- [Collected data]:
##############################

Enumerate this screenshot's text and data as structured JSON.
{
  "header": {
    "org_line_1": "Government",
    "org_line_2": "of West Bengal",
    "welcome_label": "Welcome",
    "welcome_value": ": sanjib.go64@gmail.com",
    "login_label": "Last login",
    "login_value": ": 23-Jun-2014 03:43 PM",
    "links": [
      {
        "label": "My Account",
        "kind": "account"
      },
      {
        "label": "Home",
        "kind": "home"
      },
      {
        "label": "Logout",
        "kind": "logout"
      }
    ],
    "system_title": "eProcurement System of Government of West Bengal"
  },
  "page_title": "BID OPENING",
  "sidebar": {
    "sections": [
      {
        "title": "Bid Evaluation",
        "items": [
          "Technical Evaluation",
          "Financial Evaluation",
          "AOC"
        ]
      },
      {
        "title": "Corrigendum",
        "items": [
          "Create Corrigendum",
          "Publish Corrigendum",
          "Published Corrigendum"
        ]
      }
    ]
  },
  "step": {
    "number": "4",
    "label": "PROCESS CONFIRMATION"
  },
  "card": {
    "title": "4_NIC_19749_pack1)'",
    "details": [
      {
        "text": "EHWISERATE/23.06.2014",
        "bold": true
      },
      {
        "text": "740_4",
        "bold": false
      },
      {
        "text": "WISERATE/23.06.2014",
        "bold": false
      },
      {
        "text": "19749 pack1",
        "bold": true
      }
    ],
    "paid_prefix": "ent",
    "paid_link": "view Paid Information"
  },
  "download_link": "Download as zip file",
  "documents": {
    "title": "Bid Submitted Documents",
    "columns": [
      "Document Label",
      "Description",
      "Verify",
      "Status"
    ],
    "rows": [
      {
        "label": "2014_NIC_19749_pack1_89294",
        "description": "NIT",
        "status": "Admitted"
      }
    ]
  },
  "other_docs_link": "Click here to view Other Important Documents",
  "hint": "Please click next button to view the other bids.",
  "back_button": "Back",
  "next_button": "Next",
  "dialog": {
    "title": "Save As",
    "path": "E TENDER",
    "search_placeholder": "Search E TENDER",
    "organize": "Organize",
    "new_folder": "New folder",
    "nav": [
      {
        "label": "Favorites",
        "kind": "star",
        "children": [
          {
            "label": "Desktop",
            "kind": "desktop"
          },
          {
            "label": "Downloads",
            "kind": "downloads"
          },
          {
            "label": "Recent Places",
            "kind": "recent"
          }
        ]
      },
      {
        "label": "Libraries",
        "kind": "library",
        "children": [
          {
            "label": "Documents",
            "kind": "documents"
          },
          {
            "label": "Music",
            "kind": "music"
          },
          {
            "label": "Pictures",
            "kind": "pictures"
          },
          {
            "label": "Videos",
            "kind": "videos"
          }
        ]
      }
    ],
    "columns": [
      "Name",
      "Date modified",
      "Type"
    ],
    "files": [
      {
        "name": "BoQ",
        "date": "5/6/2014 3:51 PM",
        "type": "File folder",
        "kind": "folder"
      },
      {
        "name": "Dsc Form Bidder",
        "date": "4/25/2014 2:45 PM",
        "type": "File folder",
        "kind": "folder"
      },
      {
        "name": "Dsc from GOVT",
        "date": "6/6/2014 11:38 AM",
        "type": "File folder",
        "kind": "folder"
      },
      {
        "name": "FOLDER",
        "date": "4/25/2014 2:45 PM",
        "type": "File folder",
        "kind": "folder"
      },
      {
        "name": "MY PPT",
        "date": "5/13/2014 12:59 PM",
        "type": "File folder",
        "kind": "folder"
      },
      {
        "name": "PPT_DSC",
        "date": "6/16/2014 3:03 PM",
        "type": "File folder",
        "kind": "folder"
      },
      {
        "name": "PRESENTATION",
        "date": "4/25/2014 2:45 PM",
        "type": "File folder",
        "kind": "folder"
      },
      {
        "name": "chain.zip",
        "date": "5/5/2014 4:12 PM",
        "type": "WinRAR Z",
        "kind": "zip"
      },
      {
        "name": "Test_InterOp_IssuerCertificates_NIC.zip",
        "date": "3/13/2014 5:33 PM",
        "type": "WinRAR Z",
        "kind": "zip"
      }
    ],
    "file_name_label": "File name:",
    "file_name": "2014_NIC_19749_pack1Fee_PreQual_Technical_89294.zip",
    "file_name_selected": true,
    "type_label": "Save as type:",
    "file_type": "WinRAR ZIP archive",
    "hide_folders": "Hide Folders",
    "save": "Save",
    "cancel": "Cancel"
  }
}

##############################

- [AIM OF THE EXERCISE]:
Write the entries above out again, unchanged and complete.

- [ANSWER TO THIS TASK]:
Enumerate this screenshot's text and data as structured JSON.
{
  "header": {
    "org_line_1": "Government",
    "org_line_2": "of West Bengal",
    "welcome_label": "Welcome",
    "welcome_value": ": sanjib.go64@gmail.com",
    "login_label": "Last login",
    "login_value": ": 23-Jun-2014 03:43 PM",
    "links": [
      {
        "label": "My Account",
        "kind": "account"
      },
      {
        "label": "Home",
        "kind": "home"
      },
      {
        "label": "Logout",
        "kind": "logout"
      }
    ],
    "system_title": "eProcurement System of Government of West Bengal"
  },
  "page_title": "BID OPENING",
  "sidebar": {
    "sections": [
      {
        "title": "Bid Evaluation",
        "items": [
          "Technical Evaluation",
          "Financial Evaluation",
          "AOC"
        ]
      },
      {
        "title": "Corrigendum",
        "items": [
          "Create Corrigendum",
          "Publish Corrigendum",
          "Published Corrigendum"
        ]
      }
    ]
  },
  "step": {
    "number": "4",
    "label": "PROCESS CONFIRMATION"
  },
  "card": {
    "title": "4_NIC_19749_pack1)'",
    "details": [
      {
        "text": "EHWISERATE/23.06.2014",
        "bold": true
      },
      {
        "text": "740_4",
        "bold": false
      },
      {
        "text": "WISERATE/23.06.2014",
        "bold": false
      },
      {
        "text": "19749 pack1",
        "bold": true
      }
    ],
    "paid_prefix": "ent",
    "paid_link": "view Paid Information"
  },
  "download_link": "Download as zip file",
  "documents": {
    "title": "Bid Submitted Documents",
    "columns": [
      "Document Label",
      "Description",
      "Verify",
      "Status"
    ],
    "rows": [
      {
        "label": "2014_NIC_19749_pack1_89294",
        "description": "NIT",
        "status": "Admitted"
      }
    ]
  },
  "other_docs_link": "Click here to view Other Important Documents",
  "hint": "Please click next button to view the other bids.",
  "back_button": "Back",
  "next_button": "Next",
  "dialog": {
    "title": "Save As",
    "path": "E TENDER",
    "search_placeholder": "Search E TENDER",
    "organize": "Organize",
    "new_folder": "New folder",
    "nav": [
      {
        "label": "Favorites",
        "kind": "star",
        "children": [
          {
            "label": "Desktop",
            "kind": "desktop"
          },
          {
            "label": "Downloads",
            "kind": "downloads"
          },
          {
            "label": "Recent Places",
            "kind": "recent"
          }
        ]
      },
      {
        "label": "Libraries",
        "kind": "library",
        "children": [
          {
            "label": "Documents",
            "kind": "documents"
          },
          {
            "label": "Music",
            "kind": "music"
          },
          {
            "label": "Pictures",
            "kind": "pictures"
          },
          {
            "label": "Videos",
            "kind": "videos"
          }
        ]
      }
    ],
    "columns": [
      "Name",
      "Date modified",
      "Type"
    ],
    "files": [
      {
        "name": "BoQ",
        "date": "5/6/2014 3:51 PM",
        "type": "File folder",
        "kind": "folder"
      },
      {
        "name": "Dsc Form Bidder",
        "date": "4/25/2014 2:45 PM",
        "type": "File folder",
        "kind": "folder"
      },
      {
        "name": "Dsc from GOVT",
        "date": "6/6/2014 11:38 AM",
        "type": "File folder",
        "kind": "folder"
      },
      {
        "name": "FOLDER",
        "date": "4/25/2014 2:45 PM",
        "type": "File folder",
        "kind": "folder"
      },
      {
        "name": "MY PPT",
        "date": "5/13/2014 12:59 PM",
        "type": "File folder",
        "kind": "folder"
      },
      {
        "name": "PPT_DSC",
        "date": "6/16/2014 3:03 PM",
        "type": "File folder",
        "kind": "folder"
      },
      {
        "name": "PRESENTATION",
        "date": "4/25/2014 2:45 PM",
        "type": "File folder",
        "kind": "folder"
      },
      {
        "name": "chain.zip",
        "date": "5/5/2014 4:12 PM",
        "type": "WinRAR Z",
        "kind": "zip"
      },
      {
        "name": "Test_InterOp_IssuerCertificates_NIC.zip",
        "date": "3/13/2014 5:33 PM",
        "type": "WinRAR Z",
        "kind": "zip"
      }
    ],
    "file_name_label": "File name:",
    "file_name": "2014_NIC_19749_pack1Fee_PreQual_Technical_89294.zip",
    "file_name_selected": true,
    "type_label": "Save as type:",
    "file_type": "WinRAR ZIP archive",
    "hide_folders": "Hide Folders",
    "save": "Save",
    "cancel": "Cancel"
  }
}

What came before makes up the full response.